Amelia Merher, also known as the ukulele-slinging songwriter Big Mama Lele, has ambitious plans for her 30th birthday. “I’m putting a new spin on fatbiking,” she says.
On May 26, her birthday, Merher kicks off a 16-gig bicycle tour of the Yukon and B.C., including stops in Atlin, Carcross, Haines Junction, and then Vancouver, Surrey, Victoria, Saltspring Island, and Galliano Island. She calls it the Dirty Thirty Tour and she’ll be riding a pink 1980s Nishiki Bushwacker bike that she dubbed “the Bushtrimmer”. “It’s my way with dealing with turning 30,” she explains. “I’m one of those people who freaks out about my birthday, and I thought, why don’t I just embrace it, and since I’ll be on a bicycle, I’ll have lots of time to think as I’m pedaling furiously to get to the next show on time. “Also, I’ve always wanted to tour the Gulf Islands and Vancouver Island more. It’s a nice way to combine a trip I’ve always wanted to do with the Dirty Thirty Tour.”
The tour will feature new material from her upcoming album. Having taken part in February Album Writing Month (FAWM), she wrote in a new style. “I only wrote songs on keyboard,” she says. “I’m kind of liking it, I’m feeling the pop, the alt-pop infl uence, and it’s still kind of the same subject matter and lyrical quality. It’s got a little more of a professionalsound.”

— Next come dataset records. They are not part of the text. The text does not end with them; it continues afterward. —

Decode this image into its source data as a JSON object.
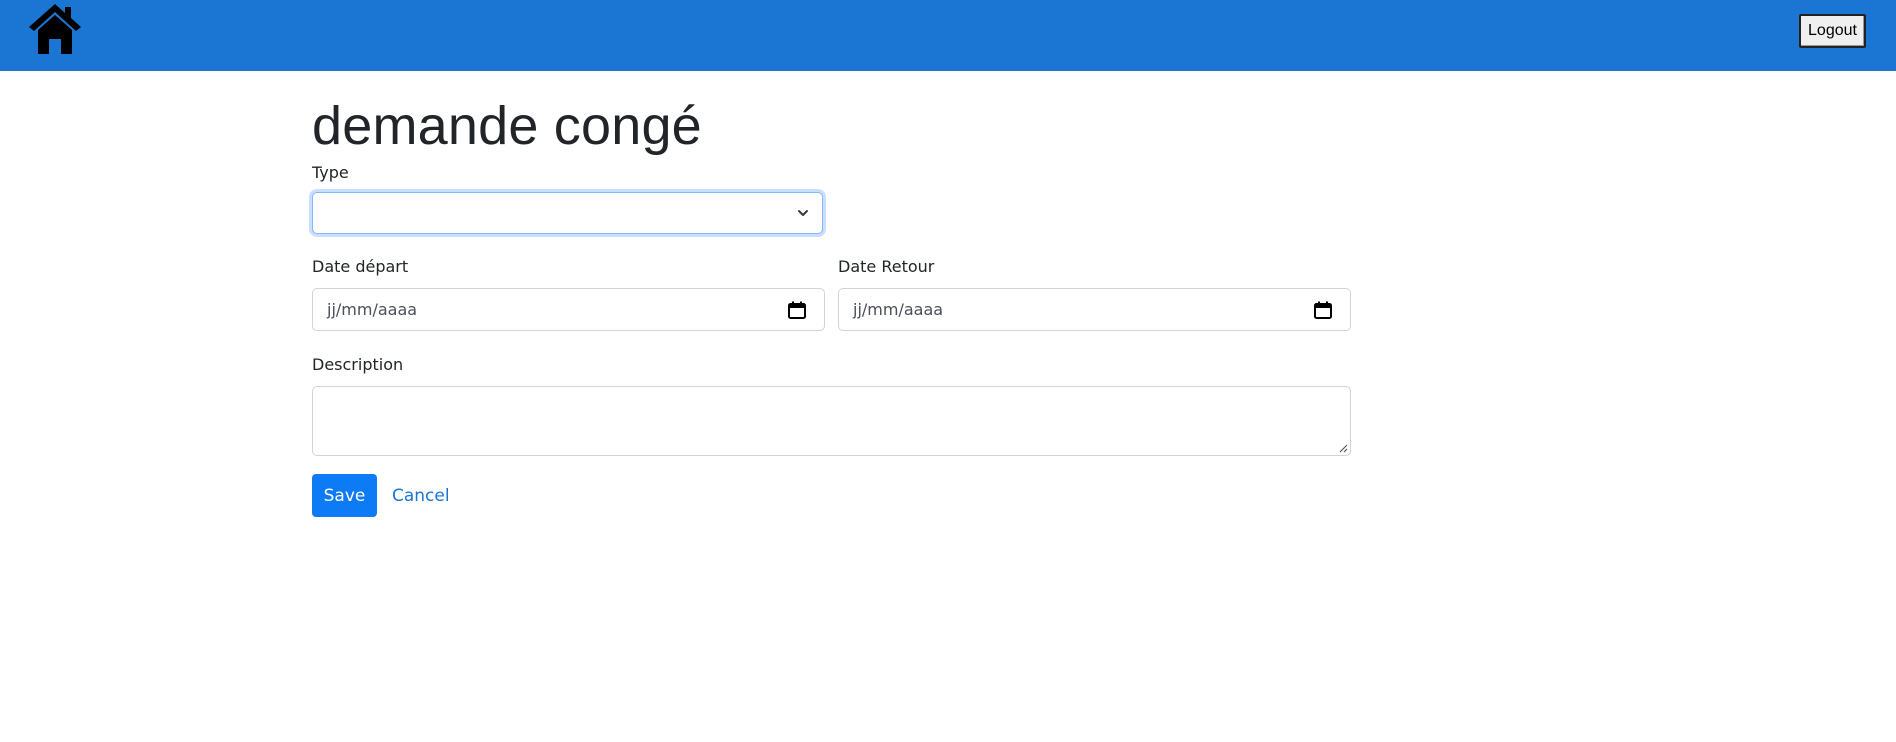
{
  "header": {
    "home_icon": "home-icon",
    "logout_label": "Logout",
    "bar_color": "#1b76d3"
  },
  "form": {
    "title": "demande congé",
    "type": {
      "label": "Type",
      "selected_value": ""
    },
    "date_depart": {
      "label": "Date départ",
      "placeholder": "jj/mm/aaaa",
      "icon": "calendar-icon"
    },
    "date_retour": {
      "label": "Date Retour",
      "placeholder": "jj/mm/aaaa",
      "icon": "calendar-icon"
    },
    "description": {
      "label": "Description",
      "value": ""
    },
    "save_label": "Save",
    "cancel_label": "Cancel",
    "accent_color": "#0d7bf5"
  }
}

Big Mama Lele fans know her lyrical content well. Combining the raunchiness of early blues songwriters like Lucille Bogan and Lil Johnson with an openness to sing about taboos, Merher sees her lyrics as an expression of her third-wave feminism. “I think a lot of it, for me, is continuing to advance those issues and experiences in our everyday lives,” she says. “It’s talking about experiences, in songs like “Do I Look Fat in This?”, owning these issues and talking about these issues that women have with their bodies and men have with their bodies. Talking about it is advancing our struggle. It’s not just about work, it’s about our relationships and how we feel about ourselves.”
That honesty creates a connection with her audience that Merher finds especially rewarding. She says, “What I love about playing my music is that women always come up to me afterwards and say, ‘You’re singing my life.’”

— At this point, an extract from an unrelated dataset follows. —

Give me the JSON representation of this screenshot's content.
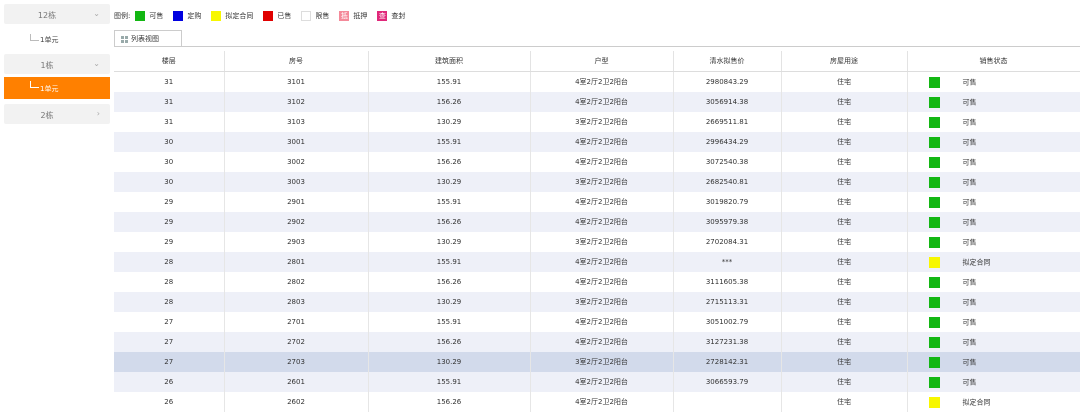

It also got her noticed on a national level. She submitted her new song, “Don’t Send it to Me”, about online dating and receiving unwanted “dick-pics”, in CBC Music’s Searchlight competition, and was singled out and discussed by Grant Lawrence and Dave White. A story about that song also ran on the website Buzzfeed, garnering her 900 listens in a week.
Along with the new songs, Merher is debuting a line of merchandise of small items, suitable for bike touring. She laughs, “Of course I decided to launch merchandise when I’m doing a bike tour. I couldn’t do it last time when I had a truck. So one is underwear, high-bush/lowbush, those lyric magnets, some of my lyrics are pretty funny, postcards, cool little things like that.”
Doors will open on the Dirty Thirty Tour kickoff show, at the Old Fire Hall in downtown Whitehorse, at 7 p.m. on May 26, and will also feature Felipe Gomez, a Chilean virtuoso bass player who is also on a bike tour. “He biked across Canada last summer and he’s always wanted to see the Arctic, so now he’s biking from Tuktoyaktuk to Whitehorse,” says Merher. “It just seems kind of cool that my tour is beginning just as his is ending, so there’ll be a ceremonial bike tour torch that will be passed.”
Big Mama Lele’s bike tour is not just a show, it’s a farewell. This fall, Merher is off to Toronto to start her master’s degree in geography at York University. So this could be your last chance to catch this honest performer in the North for a while. Tickets are $20.